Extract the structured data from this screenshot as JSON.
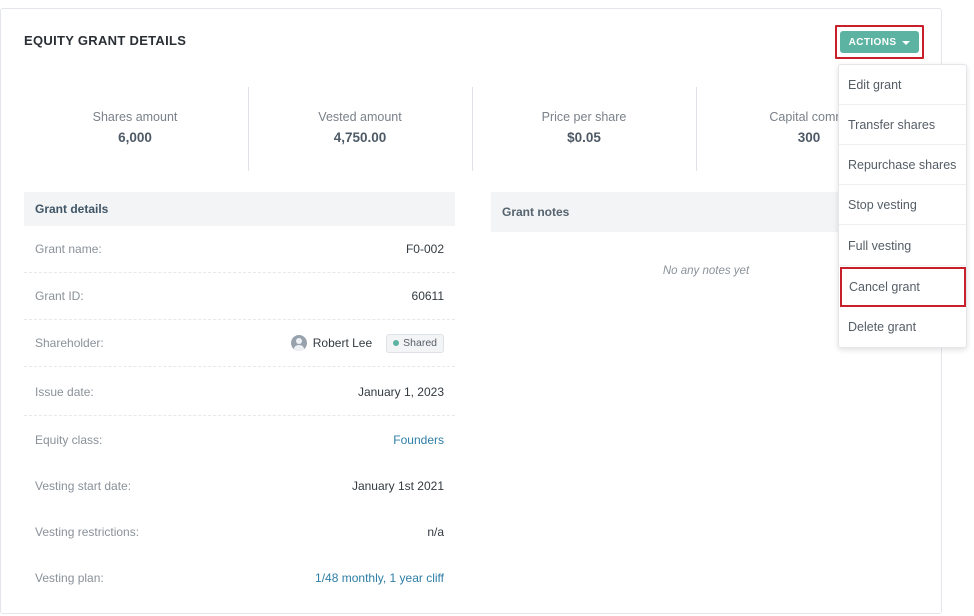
{
  "card": {
    "title": "EQUITY GRANT DETAILS"
  },
  "actions": {
    "label": "ACTIONS",
    "menu": [
      "Edit grant",
      "Transfer shares",
      "Repurchase shares",
      "Stop vesting",
      "Full vesting",
      "Cancel grant",
      "Delete grant"
    ]
  },
  "stats": [
    {
      "label": "Shares amount",
      "value": "6,000"
    },
    {
      "label": "Vested amount",
      "value": "4,750.00"
    },
    {
      "label": "Price per share",
      "value": "$0.05"
    },
    {
      "label": "Capital commi",
      "value": "300"
    }
  ],
  "grant_details": {
    "title": "Grant details",
    "rows": [
      {
        "label": "Grant name:",
        "value": "F0-002"
      },
      {
        "label": "Grant ID:",
        "value": "60611"
      },
      {
        "label": "Shareholder:",
        "value": "Robert Lee",
        "badge": "Shared"
      },
      {
        "label": "Issue date:",
        "value": "January 1, 2023"
      },
      {
        "label": "Equity class:",
        "value": "Founders"
      },
      {
        "label": "Vesting start date:",
        "value": "January 1st 2021"
      },
      {
        "label": "Vesting restrictions:",
        "value": "n/a"
      },
      {
        "label": "Vesting plan:",
        "value": "1/48 monthly, 1 year cliff"
      }
    ]
  },
  "grant_notes": {
    "title": "Grant notes",
    "empty_text": "No any notes yet"
  },
  "colors": {
    "accent": "#5db3a1",
    "link": "#2e7ea6",
    "highlight": "#c8202a"
  }
}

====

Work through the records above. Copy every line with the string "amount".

> [Exercise solution]
      "label": "Shares amount",
      "label": "Vested amount",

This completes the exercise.